It’s kept our attention all week for several reasons: its aggressive speed, its relative volume, and its ultimate perceived impact. But even more importantly, because we keep thinking about the way customers are reacting to brands in this faster, louder and more volatile political climate. The majority of this is being driven, of course, by social media sharing and activism, but it’s also tapping into deep emotional currents and coming to life in many touchpoints where customers feel they have a way to make their voices heard with brands. And, it’s making it clear that customers hold brands to standards that go far beyond their transactional experiences.
Speed: Prior to last weekend’s travel ban, the hashtag #deleteuber already had some conversation brewing, especially related to the news that Uber CEO Travis Kalanick had agreed to serve on the president’s economic advisory council. That sparked a low-level conversation about boycotting the ride-sharing service, but the volume hit 246,459 mentions on January 29 after the brand tweeted about turning off surge pricing around JFK the hour after the strike ended.
The entire movement, from the first Tweet to the end result of Uber CEO Travis Kalanick stepping down from the president’s economic advisory council, unfolded in just ten calendar days.
Data Source: Crimson Hexagon
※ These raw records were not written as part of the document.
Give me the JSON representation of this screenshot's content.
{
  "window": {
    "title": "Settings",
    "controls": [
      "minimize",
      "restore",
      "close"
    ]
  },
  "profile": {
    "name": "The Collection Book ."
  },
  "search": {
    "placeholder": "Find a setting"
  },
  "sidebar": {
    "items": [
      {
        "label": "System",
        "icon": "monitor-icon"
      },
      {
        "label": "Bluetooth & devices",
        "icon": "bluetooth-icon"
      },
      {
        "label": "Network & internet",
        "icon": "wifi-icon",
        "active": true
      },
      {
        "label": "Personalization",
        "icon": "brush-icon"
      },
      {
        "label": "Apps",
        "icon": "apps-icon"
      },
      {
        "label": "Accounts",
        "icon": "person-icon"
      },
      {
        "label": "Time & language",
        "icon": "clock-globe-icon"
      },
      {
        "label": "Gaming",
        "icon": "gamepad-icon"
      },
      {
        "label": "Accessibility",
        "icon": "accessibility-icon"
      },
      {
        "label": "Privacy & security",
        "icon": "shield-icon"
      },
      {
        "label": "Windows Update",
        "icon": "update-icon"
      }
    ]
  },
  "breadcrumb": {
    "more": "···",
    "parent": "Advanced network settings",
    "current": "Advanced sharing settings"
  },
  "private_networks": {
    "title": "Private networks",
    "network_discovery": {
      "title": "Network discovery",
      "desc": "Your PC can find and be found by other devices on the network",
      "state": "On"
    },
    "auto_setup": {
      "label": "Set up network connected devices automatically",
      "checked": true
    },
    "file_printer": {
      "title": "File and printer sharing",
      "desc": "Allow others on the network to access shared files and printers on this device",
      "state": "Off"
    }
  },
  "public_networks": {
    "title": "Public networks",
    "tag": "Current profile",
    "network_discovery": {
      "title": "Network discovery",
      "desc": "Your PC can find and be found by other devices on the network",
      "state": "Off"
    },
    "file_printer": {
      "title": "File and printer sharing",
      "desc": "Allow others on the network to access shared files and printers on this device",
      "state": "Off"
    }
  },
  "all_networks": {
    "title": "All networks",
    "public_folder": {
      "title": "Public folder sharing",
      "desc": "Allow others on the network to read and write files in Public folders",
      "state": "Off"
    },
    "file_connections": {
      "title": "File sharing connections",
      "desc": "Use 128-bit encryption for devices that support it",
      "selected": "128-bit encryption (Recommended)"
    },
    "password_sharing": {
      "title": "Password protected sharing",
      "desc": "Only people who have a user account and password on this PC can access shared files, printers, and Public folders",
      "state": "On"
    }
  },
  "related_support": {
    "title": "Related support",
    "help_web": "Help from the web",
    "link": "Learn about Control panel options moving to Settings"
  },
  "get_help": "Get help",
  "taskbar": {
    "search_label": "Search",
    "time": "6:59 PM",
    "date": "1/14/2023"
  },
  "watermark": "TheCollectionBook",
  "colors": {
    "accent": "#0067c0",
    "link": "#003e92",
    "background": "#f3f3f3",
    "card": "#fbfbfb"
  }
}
Volume: There were fewer than 250,000 mentions on the hashtag, but the effort picked up media coverage on the same day, with top Twitter contributors including major media outlets, celebrity news outlets, and celebrities themselves. The estimated volume quickly topped 1 billion impressions. With a relatively small number of contributing authors, the conversation got quickly echoed throughout social media. It also indicates that with 200,000 people deleting their Uber accounts, there were potentially a lot of people listening or following along and taking action without directly posting about their actions.
Data Source: Crimson Hexagon
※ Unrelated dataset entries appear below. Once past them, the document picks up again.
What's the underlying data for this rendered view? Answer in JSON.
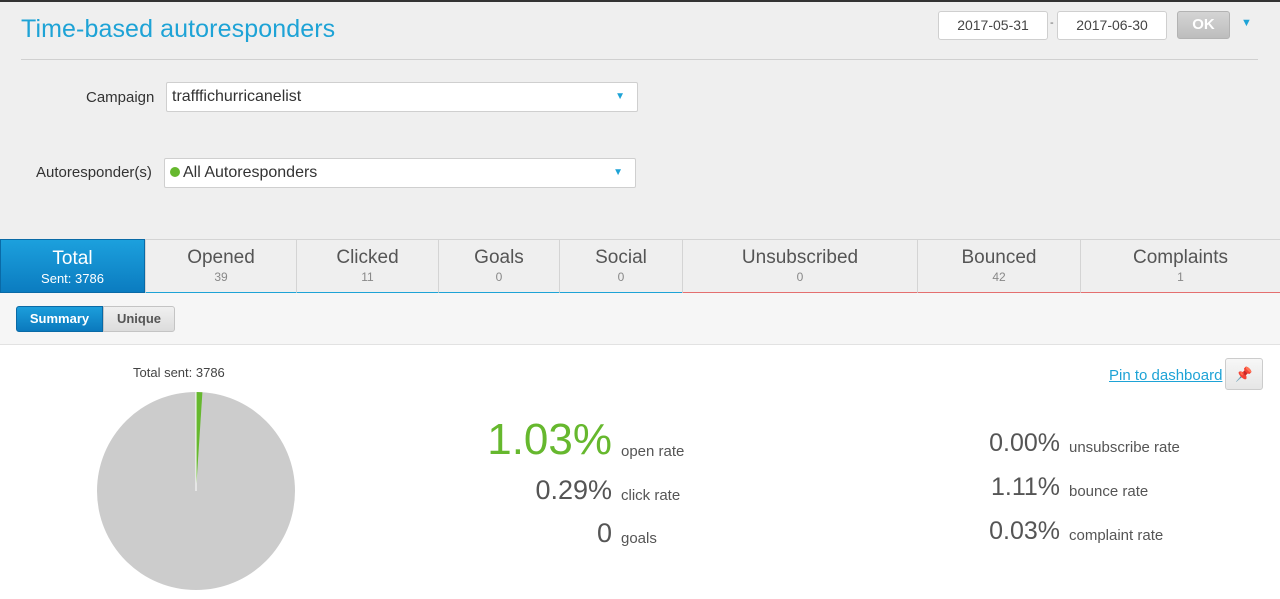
{
  "header": {
    "title": "Time-based autoresponders",
    "date_from": "2017-05-31",
    "date_sep": "-",
    "date_to": "2017-06-30",
    "ok_label": "OK",
    "range_caret": "▼"
  },
  "filters": {
    "campaign_label": "Campaign",
    "campaign_value": "trafffichurricanelist",
    "autoresponder_label": "Autoresponder(s)",
    "autoresponder_value": "All Autoresponders",
    "caret": "▼"
  },
  "tabs": [
    {
      "label": "Total",
      "count": "Sent: 3786"
    },
    {
      "label": "Opened",
      "count": "39"
    },
    {
      "label": "Clicked",
      "count": "11"
    },
    {
      "label": "Goals",
      "count": "0"
    },
    {
      "label": "Social",
      "count": "0"
    },
    {
      "label": "Unsubscribed",
      "count": "0"
    },
    {
      "label": "Bounced",
      "count": "42"
    },
    {
      "label": "Complaints",
      "count": "1"
    }
  ],
  "view_toggle": {
    "summary": "Summary",
    "unique": "Unique"
  },
  "pie": {
    "caption": "Total sent: 3786",
    "opened_fraction": 0.0103,
    "colors": {
      "rest": "#cccccc",
      "opened": "#66b82e"
    }
  },
  "pin": {
    "link": "Pin to dashboard",
    "icon": "pushpin-icon"
  },
  "metrics_left": [
    {
      "value": "1.03%",
      "label": "open rate"
    },
    {
      "value": "0.29%",
      "label": "click rate"
    },
    {
      "value": "0",
      "label": "goals"
    }
  ],
  "metrics_right": [
    {
      "value": "0.00%",
      "label": "unsubscribe rate"
    },
    {
      "value": "1.11%",
      "label": "bounce rate"
    },
    {
      "value": "0.03%",
      "label": "complaint rate"
    }
  ],
  "colors": {
    "accent": "#1ea3d6",
    "green": "#66b82e",
    "red_underline": "#e46f6f"
  }
}
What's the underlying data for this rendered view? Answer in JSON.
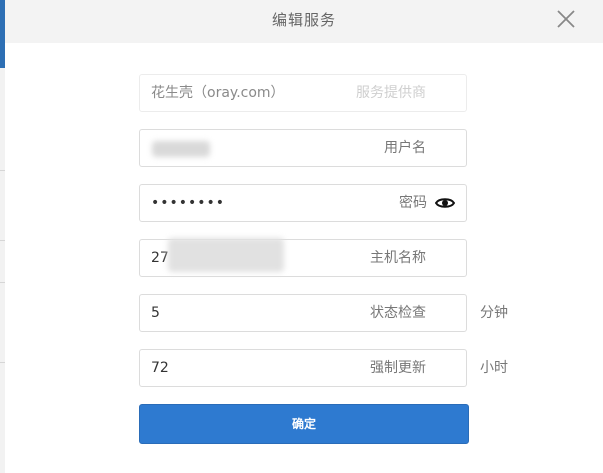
{
  "dialog": {
    "title": "编辑服务",
    "close_icon": "close-icon"
  },
  "form": {
    "provider": {
      "value": "花生壳（oray.com）",
      "label": "服务提供商"
    },
    "username": {
      "label": "用户名"
    },
    "password": {
      "value": "••••••••",
      "label": "密码",
      "icon": "eye-icon"
    },
    "hostname": {
      "value": "27",
      "label": "主机名称"
    },
    "status_check": {
      "value": "5",
      "label": "状态检查",
      "unit": "分钟"
    },
    "force_update": {
      "value": "72",
      "label": "强制更新",
      "unit": "小时"
    },
    "confirm_label": "确定"
  },
  "colors": {
    "primary": "#2e7ad0",
    "header_bg": "#f3f3f3",
    "border": "#dcdcdc"
  }
}
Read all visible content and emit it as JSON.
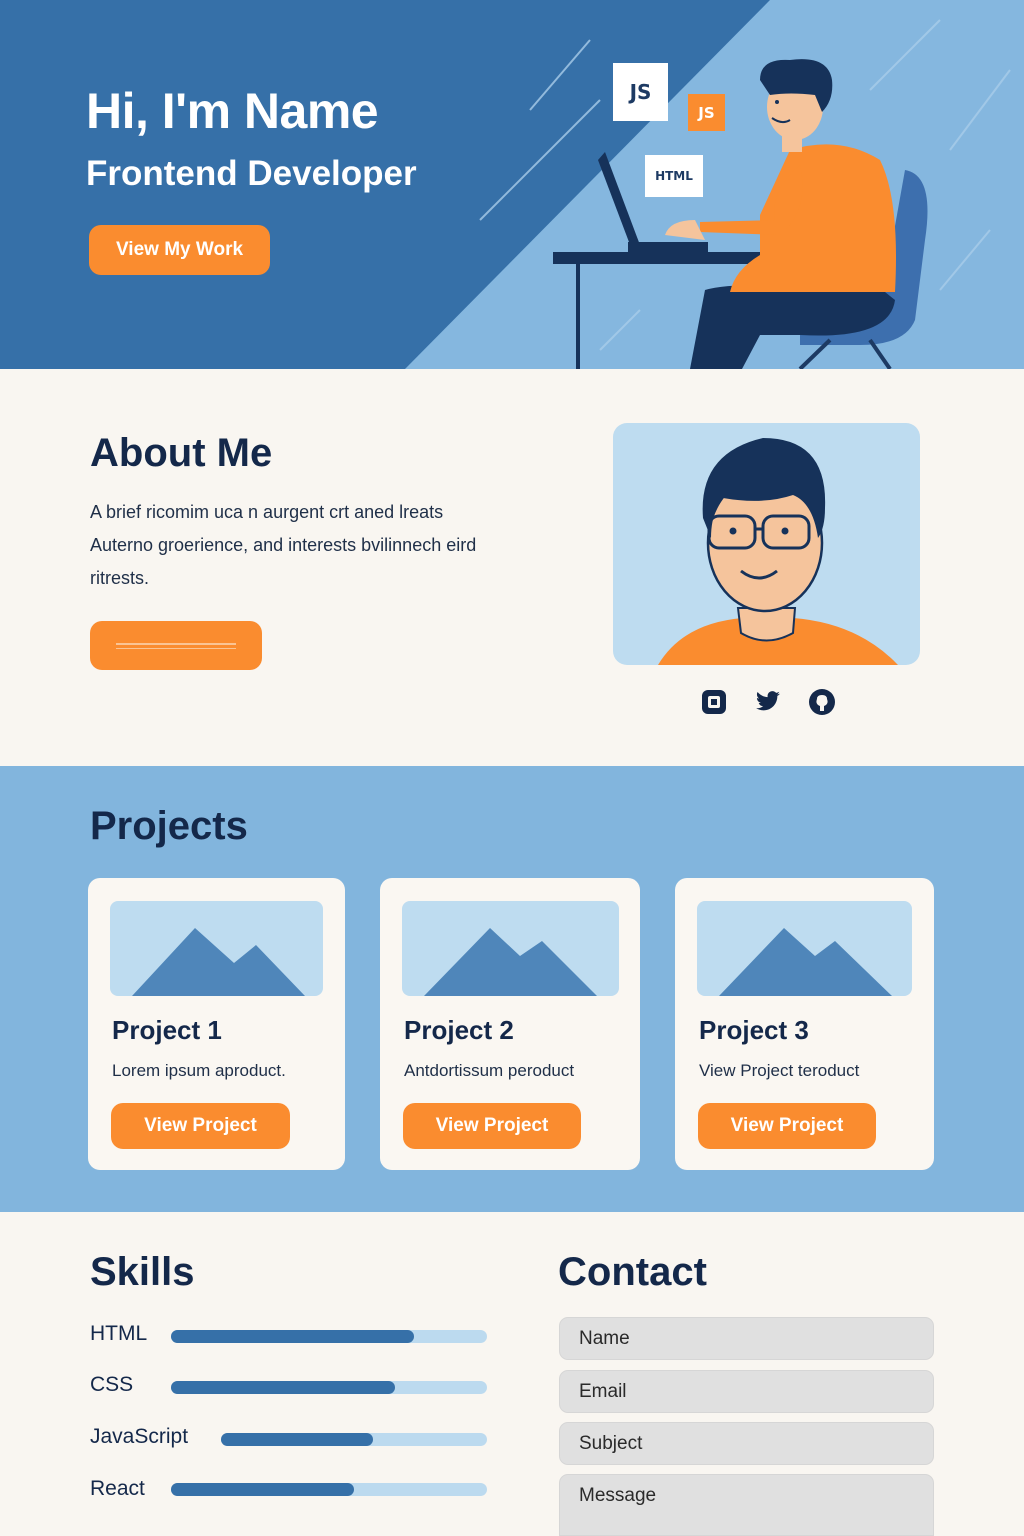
{
  "hero": {
    "title": "Hi, I'm Name",
    "subtitle": "Frontend Developer",
    "cta_label": "View My Work",
    "badges": [
      "JS",
      "JS",
      "HTML"
    ]
  },
  "about": {
    "title": "About Me",
    "text": "A brief ricomim uca n aurgent crt aned lreats Auterno groerience, and interests bvilinnech eird ritrests.",
    "socials": [
      "instagram-icon",
      "twitter-icon",
      "github-icon"
    ]
  },
  "projects": {
    "title": "Projects",
    "items": [
      {
        "title": "Project 1",
        "description": "Lorem ipsum aproduct.",
        "button": "View Project"
      },
      {
        "title": "Project 2",
        "description": "Antdortissum peroduct",
        "button": "View Project"
      },
      {
        "title": "Project 3",
        "description": "View Project teroduct",
        "button": "View Project"
      }
    ]
  },
  "skills": {
    "title": "Skills",
    "items": [
      {
        "name": "HTML",
        "level": 0.77
      },
      {
        "name": "CSS",
        "level": 0.71
      },
      {
        "name": "JavaScript",
        "level": 0.57
      },
      {
        "name": "React",
        "level": 0.58
      }
    ]
  },
  "contact": {
    "title": "Contact",
    "fields": {
      "name": "Name",
      "email": "Email",
      "subject": "Subject",
      "message": "Message"
    }
  },
  "colors": {
    "hero_dark": "#3670a8",
    "hero_light": "#85b7df",
    "accent": "#fa8c2f",
    "navy": "#14284a",
    "projects_bg": "#82b5dd"
  }
}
Impact: The rush of account deletions led Uber to automate email responses in order to meet demand—and for a brief time, Uber’s rival Lyft took the lead on app downloads.
Ultimately this is not a huge hit to Uber’s user base, which is estimated at 40 million monthly active users but the ripple effects are still being felt.
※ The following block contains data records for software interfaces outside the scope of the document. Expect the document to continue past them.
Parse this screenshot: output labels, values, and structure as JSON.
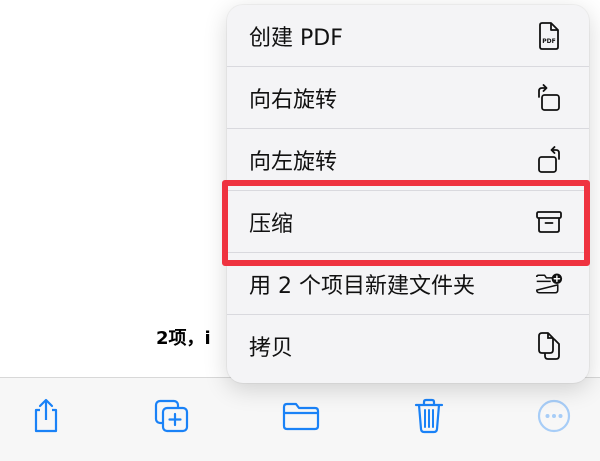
{
  "background": {
    "status_text": "2项，i"
  },
  "menu": {
    "items": [
      {
        "label": "创建 PDF",
        "icon": "pdf-icon"
      },
      {
        "label": "向右旋转",
        "icon": "rotate-right-icon"
      },
      {
        "label": "向左旋转",
        "icon": "rotate-left-icon"
      },
      {
        "label": "压缩",
        "icon": "archive-box-icon"
      },
      {
        "label": "用 2 个项目新建文件夹",
        "icon": "folder-badge-plus-icon"
      },
      {
        "label": "拷贝",
        "icon": "copy-docs-icon"
      }
    ],
    "pdf_icon_text": "PDF"
  },
  "toolbar": {
    "items": [
      "share-icon",
      "duplicate-icon",
      "folder-icon",
      "trash-icon",
      "more-icon"
    ]
  },
  "colors": {
    "accent": "#1a82f7",
    "highlight": "#ef3340",
    "more_disabled": "#a7cdf7"
  }
}
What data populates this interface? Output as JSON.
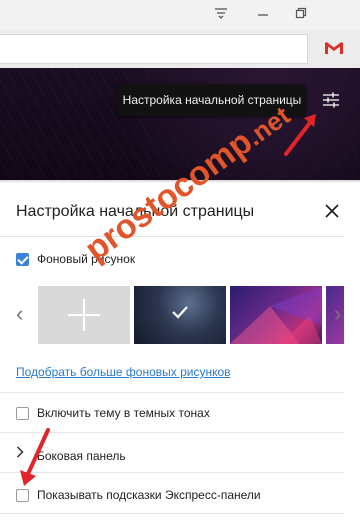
{
  "window": {
    "buttons": [
      "menu-icon",
      "minimize-icon",
      "restore-icon"
    ]
  },
  "toolbar": {
    "gmail_icon": "gmail-icon"
  },
  "banner": {
    "tooltip": "Настройка начальной страницы",
    "settings_icon": "sliders-icon"
  },
  "panel": {
    "title": "Настройка начальной страницы",
    "close_icon": "close-icon",
    "background_checkbox_label": "Фоновый рисунок",
    "background_checked": true,
    "thumbnails": [
      {
        "name": "add-background",
        "selected": false
      },
      {
        "name": "dark-blue",
        "selected": true
      },
      {
        "name": "purple-geometry",
        "selected": false
      },
      {
        "name": "purple-partial",
        "selected": false
      }
    ],
    "more_link": "Подобрать больше фоновых рисунков",
    "dark_theme_label": "Включить тему в темных тонах",
    "dark_theme_checked": false,
    "sidebar_label": "Боковая панель",
    "hints_label": "Показывать подсказки Экспресс-панели",
    "hints_checked": false
  },
  "watermark": {
    "text": "prosto",
    "text2": "comp",
    "text3": ".net"
  },
  "colors": {
    "accent": "#3a84d8",
    "link": "#2a7ad0",
    "arrow": "#e0242a",
    "watermark": "#e0552a"
  }
}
Yesterday, Uber’s CEO announced he will step down from the President’s Strategic and Policy Forum, and advisory council he was serving on along with the CEO’s of GM, Tesla, and Disney. For something so monumental to happen several days after a small number (relatively speaking) of account deletions indicates that the company fears greater damage ahead and chose the safer path.
Customer Experience Takeaways
Customers are looking for brands and companies to take a stand on key issues … that much has become clear. Brands or companies that hesitate may risk getting caught up in the conversation against their will.
Proactive social listening is crucial when looking out for these types of developing conversations or mentions – and as we saw from the Uber movement, a relatively small spike in mentions can have a profound effect. Customers are taking their relationships with brands very seriously, far beyond the moments of opening, using and closing an app. And it seems as though these customers are paying very close attention to the relationships that brands have, make, or ignore during these types of contemporary events.
It’s almost as if the customer journey is expanding to include ideological moments that are not related to the core transaction at all anymore.